» **Requirement**
Look for "name" in each line of the entries, and return the matching lines.

» **Stored dataset items**
################
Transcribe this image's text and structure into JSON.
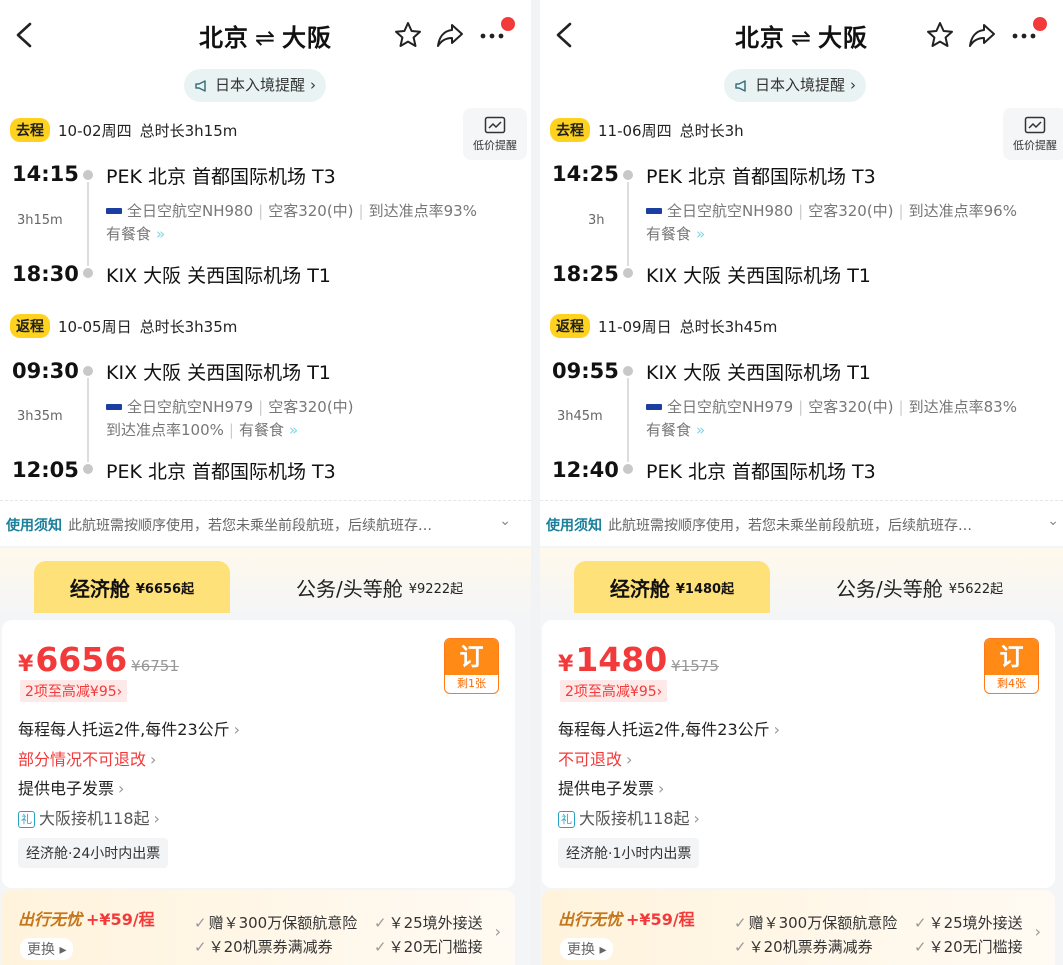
{
  "panels": [
    {
      "title_from": "北京",
      "title_to": "大阪",
      "title_arrow": "⇌",
      "notice": "日本入境提醒",
      "price_alert": "低价提醒",
      "outbound": {
        "tag": "去程",
        "date": "10-02周四",
        "total": "总时长3h15m",
        "dep_time": "14:15",
        "dep_airport": "PEK 北京 首都国际机场 T3",
        "duration": "3h15m",
        "airline": "全日空航空NH980",
        "aircraft": "空客320(中)",
        "ontime": "到达准点率93%",
        "meal": "有餐食",
        "arr_time": "18:30",
        "arr_airport": "KIX 大阪 关西国际机场 T1"
      },
      "return": {
        "tag": "返程",
        "date": "10-05周日",
        "total": "总时长3h35m",
        "dep_time": "09:30",
        "dep_airport": "KIX 大阪 关西国际机场 T1",
        "duration": "3h35m",
        "airline": "全日空航空NH979",
        "aircraft": "空客320(中)",
        "ontime": "到达准点率100%",
        "meal": "有餐食",
        "arr_time": "12:05",
        "arr_airport": "PEK 北京 首都国际机场 T3"
      },
      "usage_label": "使用须知",
      "usage_text": "此航班需按顺序使用，若您未乘坐前段航班，后续航班存…",
      "economy": {
        "label": "经济舱",
        "price": "¥6656起"
      },
      "business": {
        "label": "公务/头等舱",
        "price": "¥9222起"
      },
      "price_symbol": "¥",
      "price": "6656",
      "orig_price": "¥6751",
      "discount": "2项至高减¥95",
      "book": "订",
      "remaining": "剩1张",
      "baggage": "每程每人托运2件,每件23公斤",
      "refund": "部分情况不可退改",
      "invoice": "提供电子发票",
      "gift_icon": "礼",
      "transfer": "大阪接机118起",
      "ticketing": "经济舱·24小时内出票",
      "ins_title": "出行无忧",
      "ins_price": "+¥59/程",
      "ins_change": "更换",
      "ins_b1": "赠￥300万保额航意险",
      "ins_b2": "￥25境外接送",
      "ins_b3": "￥20机票券满减券",
      "ins_b4": "￥20无门槛接"
    },
    {
      "title_from": "北京",
      "title_to": "大阪",
      "title_arrow": "⇌",
      "notice": "日本入境提醒",
      "price_alert": "低价提醒",
      "outbound": {
        "tag": "去程",
        "date": "11-06周四",
        "total": "总时长3h",
        "dep_time": "14:25",
        "dep_airport": "PEK 北京 首都国际机场 T3",
        "duration": "3h",
        "airline": "全日空航空NH980",
        "aircraft": "空客320(中)",
        "ontime": "到达准点率96%",
        "meal": "有餐食",
        "arr_time": "18:25",
        "arr_airport": "KIX 大阪 关西国际机场 T1"
      },
      "return": {
        "tag": "返程",
        "date": "11-09周日",
        "total": "总时长3h45m",
        "dep_time": "09:55",
        "dep_airport": "KIX 大阪 关西国际机场 T1",
        "duration": "3h45m",
        "airline": "全日空航空NH979",
        "aircraft": "空客320(中)",
        "ontime": "到达准点率83%",
        "meal": "有餐食",
        "arr_time": "12:40",
        "arr_airport": "PEK 北京 首都国际机场 T3"
      },
      "usage_label": "使用须知",
      "usage_text": "此航班需按顺序使用，若您未乘坐前段航班，后续航班存…",
      "economy": {
        "label": "经济舱",
        "price": "¥1480起"
      },
      "business": {
        "label": "公务/头等舱",
        "price": "¥5622起"
      },
      "price_symbol": "¥",
      "price": "1480",
      "orig_price": "¥1575",
      "discount": "2项至高减¥95",
      "book": "订",
      "remaining": "剩4张",
      "baggage": "每程每人托运2件,每件23公斤",
      "refund": "不可退改",
      "invoice": "提供电子发票",
      "gift_icon": "礼",
      "transfer": "大阪接机118起",
      "ticketing": "经济舱·1小时内出票",
      "ins_title": "出行无忧",
      "ins_price": "+¥59/程",
      "ins_change": "更换",
      "ins_b1": "赠￥300万保额航意险",
      "ins_b2": "￥25境外接送",
      "ins_b3": "￥20机票券满减券",
      "ins_b4": "￥20无门槛接"
    }
  ],
  "colors": {
    "accent_red": "#f23a3a",
    "tag_yellow": "#ffd21f",
    "book_orange": "#ff8a16"
  }
}
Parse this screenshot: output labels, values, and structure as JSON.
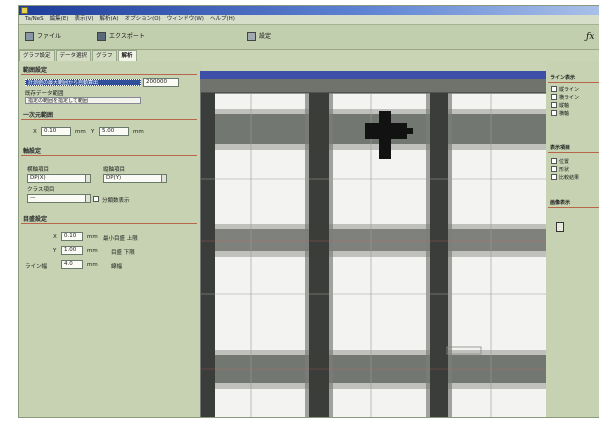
{
  "titlebar": {
    "title": ""
  },
  "menu": {
    "items": [
      "Ta/NeS",
      "編集(E)",
      "表示(V)",
      "解析(A)",
      "オプション(O)",
      "ウィンドウ(W)",
      "ヘルプ(H)"
    ]
  },
  "toolbar": {
    "btn1": "ファイル",
    "btn2": "エクスポート",
    "btn3": "設定",
    "fx": "ƒx"
  },
  "tabs": [
    "グラフ設定",
    "データ選択",
    "グラフ",
    "解析"
  ],
  "left": {
    "sec_range": "範囲設定",
    "select1": "計測値の最大範囲から自動算出",
    "select1_value": "200000",
    "opt2": "既存データ範囲",
    "opt3": "指定の範囲を指定して範囲",
    "sec_one": "一次元範囲",
    "x_from": "0.10",
    "x_unit": "mm",
    "x_to": "5.00",
    "x_unit2": "mm",
    "sec_axis": "軸設定",
    "h_label": "横軸項目",
    "v_label": "縦軸項目",
    "h_value": "DP(X)",
    "v_value": "DP(Y)",
    "class_label": "クラス項目",
    "class_value": "—",
    "check_label": "分類数表示",
    "sec_scale": "目盛設定",
    "row1_value": "0.10",
    "row1_unit": "mm",
    "row1_note": "最小目盛 上限",
    "row2_value": "1.00",
    "row2_unit": "mm",
    "row2_note": "目盛 下限",
    "row3_label": "ライン幅",
    "row3_value": "4.0",
    "row3_unit": "mm",
    "row3_note": "線幅"
  },
  "right": {
    "sec1": "ライン表示",
    "items1": [
      "縦ライン",
      "横ライン",
      "縦軸",
      "横軸"
    ],
    "sec2": "表示項目",
    "items2": [
      "位置",
      "形状",
      "比較結果"
    ],
    "sec3": "画像表示"
  },
  "colors": {
    "app_bg": "#c8d4b4",
    "titlebar": "#1e3c9a",
    "accent_line": "#b8654a",
    "viewer_bar": "#3d4fa6"
  }
}
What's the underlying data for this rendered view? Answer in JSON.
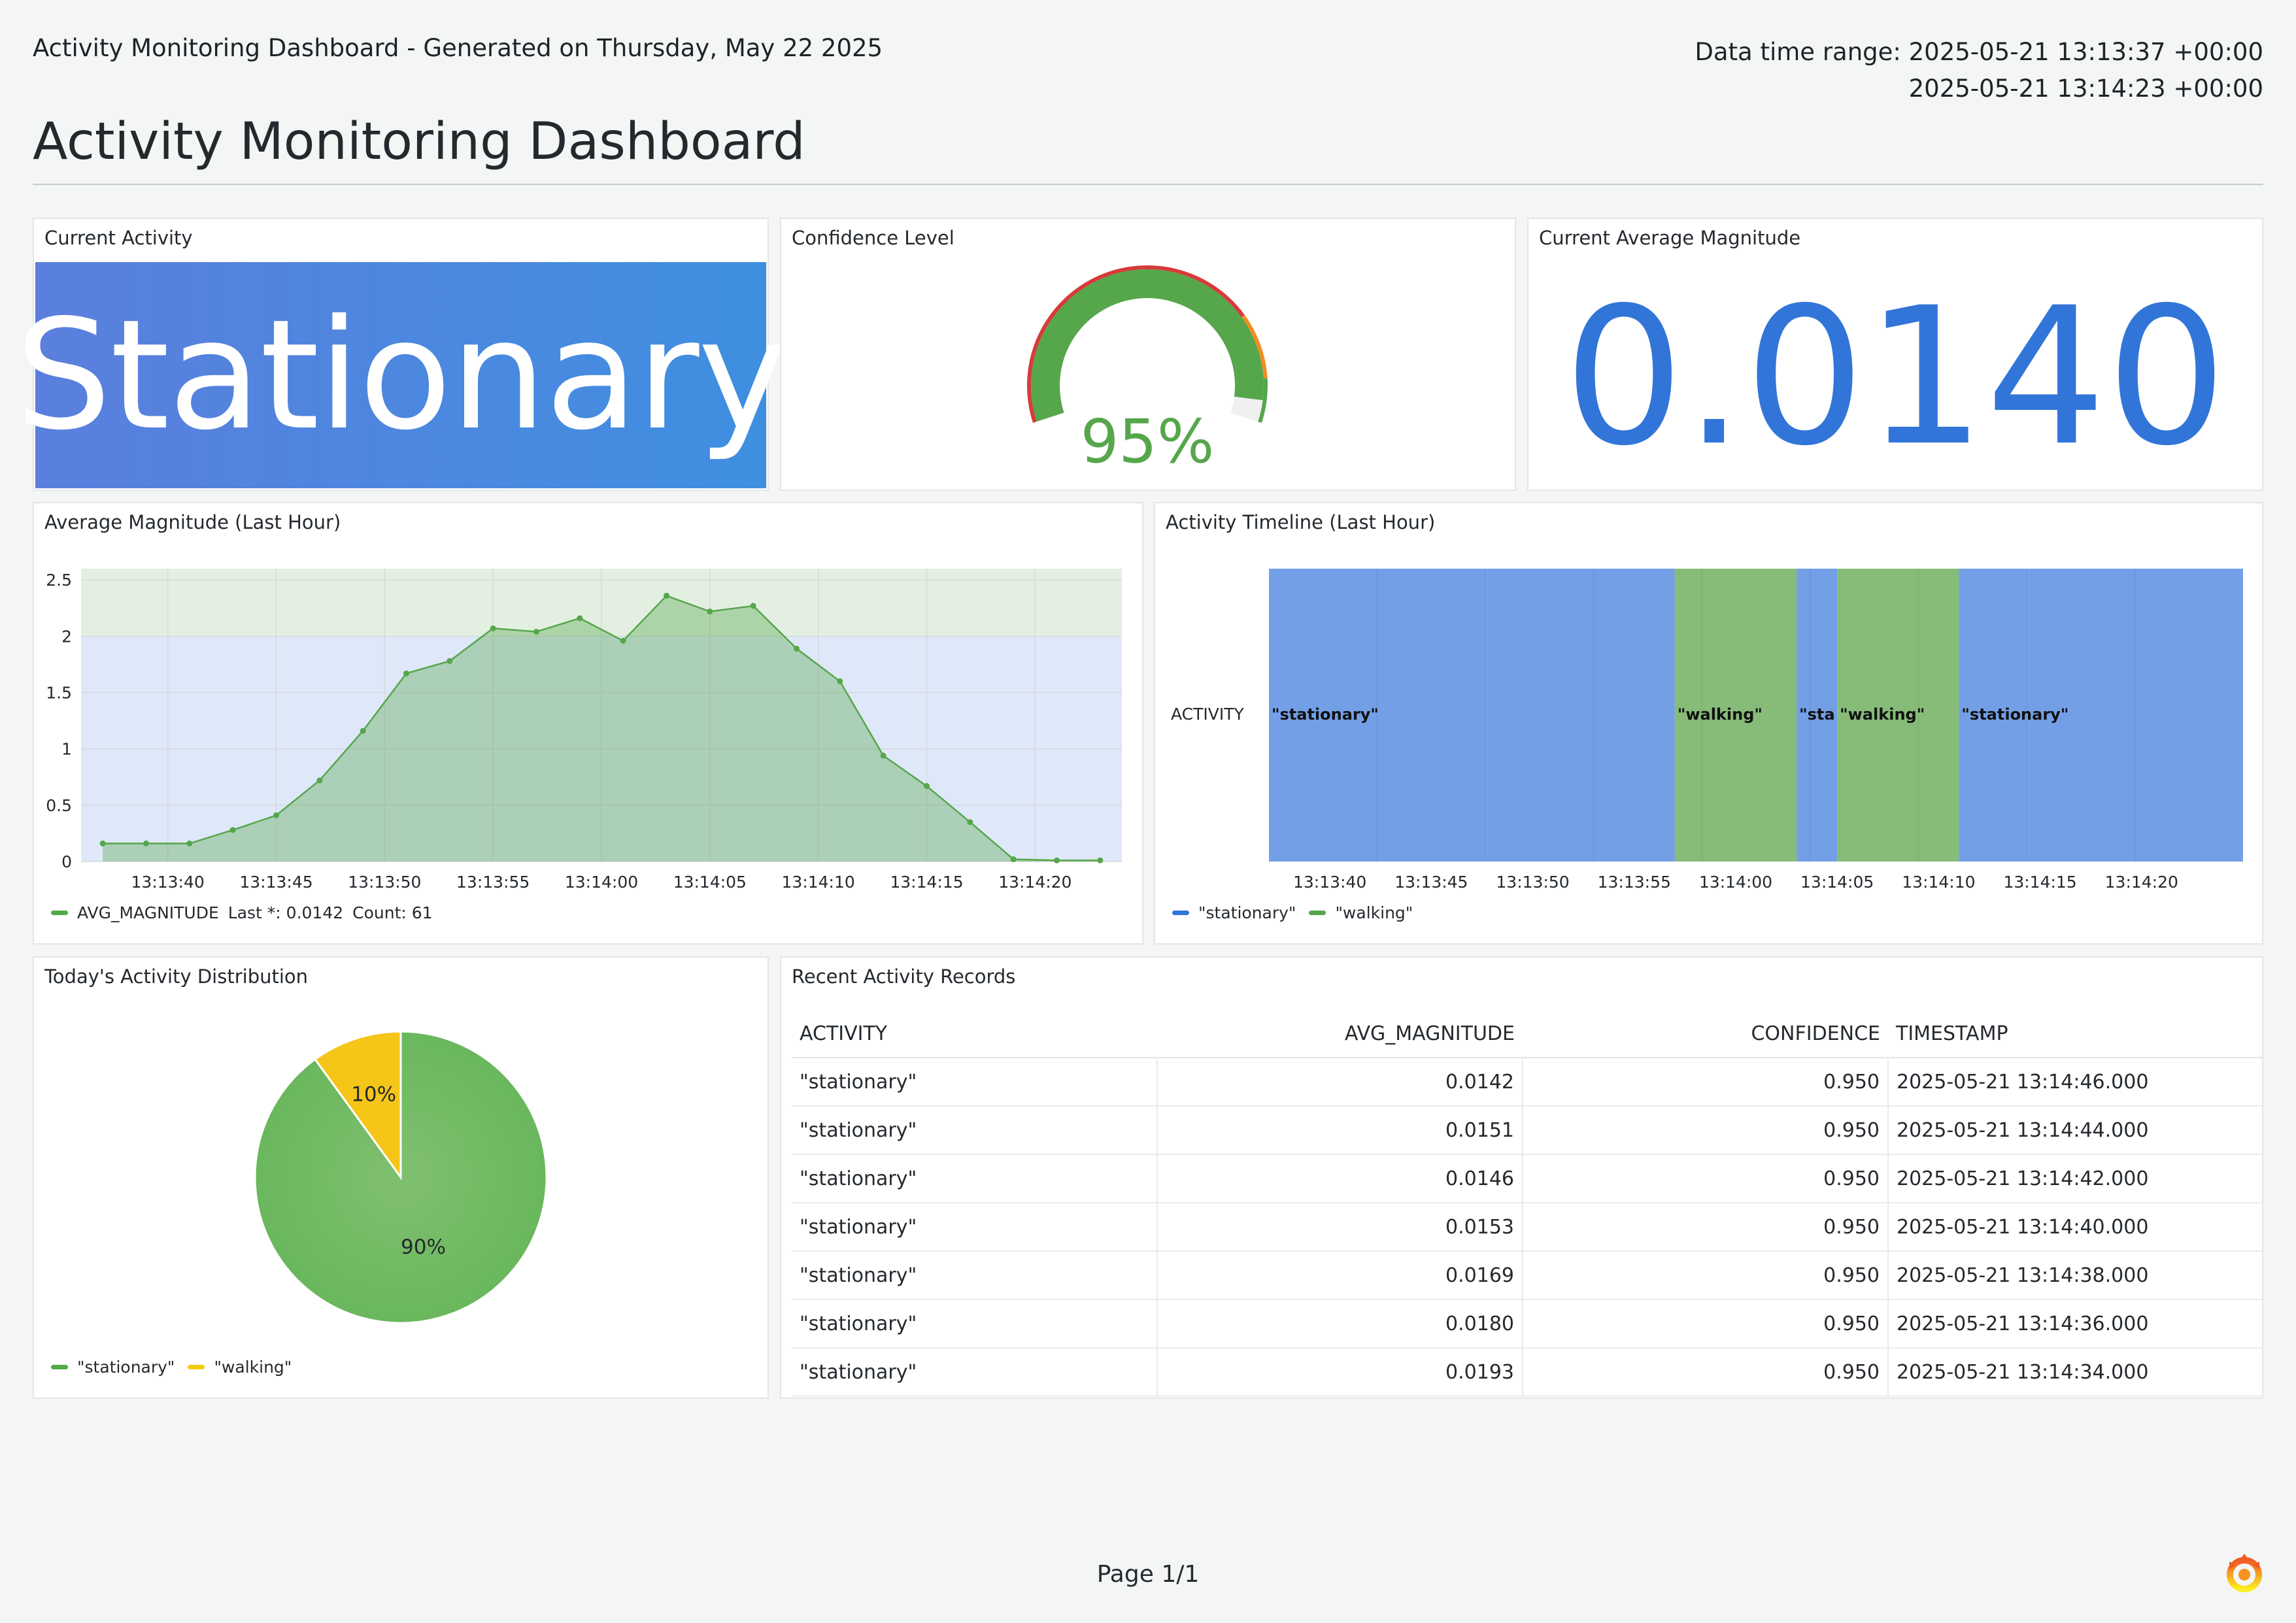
{
  "header": {
    "generated": "Activity Monitoring Dashboard - Generated on Thursday, May 22 2025",
    "time_range_line1": "Data time range: 2025-05-21 13:13:37 +00:00",
    "time_range_line2": "2025-05-21 13:14:23 +00:00",
    "title": "Activity Monitoring Dashboard"
  },
  "panels": {
    "current_activity": {
      "title": "Current Activity",
      "value": "Stationary"
    },
    "confidence": {
      "title": "Confidence Level",
      "value": "95%",
      "percent": 95
    },
    "magnitude": {
      "title": "Current Average Magnitude",
      "value": "0.0140"
    },
    "avg_chart": {
      "title": "Average Magnitude (Last Hour)",
      "legend_series": "AVG_MAGNITUDE",
      "legend_last": "Last *: 0.0142",
      "legend_count": "Count: 61"
    },
    "timeline": {
      "title": "Activity Timeline (Last Hour)",
      "row_label": "ACTIVITY",
      "legend": [
        "\"stationary\"",
        "\"walking\""
      ]
    },
    "distribution": {
      "title": "Today's Activity Distribution",
      "legend": [
        "\"stationary\"",
        "\"walking\""
      ]
    },
    "records": {
      "title": "Recent Activity Records",
      "columns": [
        "ACTIVITY",
        "AVG_MAGNITUDE",
        "CONFIDENCE",
        "TIMESTAMP"
      ],
      "rows": [
        [
          "\"stationary\"",
          "0.0142",
          "0.950",
          "2025-05-21 13:14:46.000"
        ],
        [
          "\"stationary\"",
          "0.0151",
          "0.950",
          "2025-05-21 13:14:44.000"
        ],
        [
          "\"stationary\"",
          "0.0146",
          "0.950",
          "2025-05-21 13:14:42.000"
        ],
        [
          "\"stationary\"",
          "0.0153",
          "0.950",
          "2025-05-21 13:14:40.000"
        ],
        [
          "\"stationary\"",
          "0.0169",
          "0.950",
          "2025-05-21 13:14:38.000"
        ],
        [
          "\"stationary\"",
          "0.0180",
          "0.950",
          "2025-05-21 13:14:36.000"
        ],
        [
          "\"stationary\"",
          "0.0193",
          "0.950",
          "2025-05-21 13:14:34.000"
        ]
      ]
    }
  },
  "colors": {
    "green": "#56a64b",
    "blue": "#3275d9",
    "timeline_blue": "#739fe6",
    "timeline_green": "#86bb78",
    "yellow": "#f2cc0c",
    "gauge_red": "#d83a3a",
    "gauge_orange": "#f28c1f"
  },
  "chart_data": [
    {
      "type": "area",
      "title": "",
      "x": [
        "13:13:37",
        "13:13:39",
        "13:13:41",
        "13:13:43",
        "13:13:45",
        "13:13:47",
        "13:13:49",
        "13:13:51",
        "13:13:53",
        "13:13:55",
        "13:13:57",
        "13:13:59",
        "13:14:01",
        "13:14:03",
        "13:14:05",
        "13:14:07",
        "13:14:09",
        "13:14:11",
        "13:14:13",
        "13:14:15",
        "13:14:17",
        "13:14:19",
        "13:14:21",
        "13:14:23"
      ],
      "x_ticks": [
        "13:13:40",
        "13:13:45",
        "13:13:50",
        "13:13:55",
        "13:14:00",
        "13:14:05",
        "13:14:10",
        "13:14:15",
        "13:14:20"
      ],
      "series": [
        {
          "name": "AVG_MAGNITUDE",
          "values": [
            0.16,
            0.16,
            0.16,
            0.28,
            0.41,
            0.72,
            1.16,
            1.67,
            1.78,
            2.07,
            2.04,
            2.16,
            1.96,
            2.36,
            2.22,
            2.27,
            1.89,
            1.6,
            0.94,
            0.67,
            0.35,
            0.02,
            0.01,
            0.01
          ]
        }
      ],
      "y_ticks": [
        "0",
        "0.5",
        "1",
        "1.5",
        "2",
        "2.5"
      ],
      "ylim": [
        0,
        2.6
      ],
      "thresholds": [
        {
          "from": 0,
          "to": 2,
          "color": "#dfe8f8"
        },
        {
          "from": 2,
          "to": 2.6,
          "color": "#e3f0e1"
        }
      ],
      "grid": true
    },
    {
      "type": "state-timeline",
      "x_ticks": [
        "13:13:40",
        "13:13:45",
        "13:13:50",
        "13:13:55",
        "13:14:00",
        "13:14:05",
        "13:14:10",
        "13:14:15",
        "13:14:20"
      ],
      "segments": [
        {
          "state": "\"stationary\"",
          "label": "\"stationary\"",
          "start": "13:13:37",
          "end": "13:13:57"
        },
        {
          "state": "\"walking\"",
          "label": "\"walking\"",
          "start": "13:13:57",
          "end": "13:14:03"
        },
        {
          "state": "\"stationary\"",
          "label": "\"sta",
          "start": "13:14:03",
          "end": "13:14:05"
        },
        {
          "state": "\"walking\"",
          "label": "\"walking\"",
          "start": "13:14:05",
          "end": "13:14:11"
        },
        {
          "state": "\"stationary\"",
          "label": "\"stationary\"",
          "start": "13:14:11",
          "end": "13:14:25"
        }
      ]
    },
    {
      "type": "pie",
      "slices": [
        {
          "name": "\"stationary\"",
          "value": 90,
          "label": "90%",
          "color": "#6fb862"
        },
        {
          "name": "\"walking\"",
          "value": 10,
          "label": "10%",
          "color": "#f5c518"
        }
      ]
    }
  ]
}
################
» **Task answer**
          "name": "AVG_MAGNITUDE",
          "name": "\"stationary\"",
          "name": "\"walking\"",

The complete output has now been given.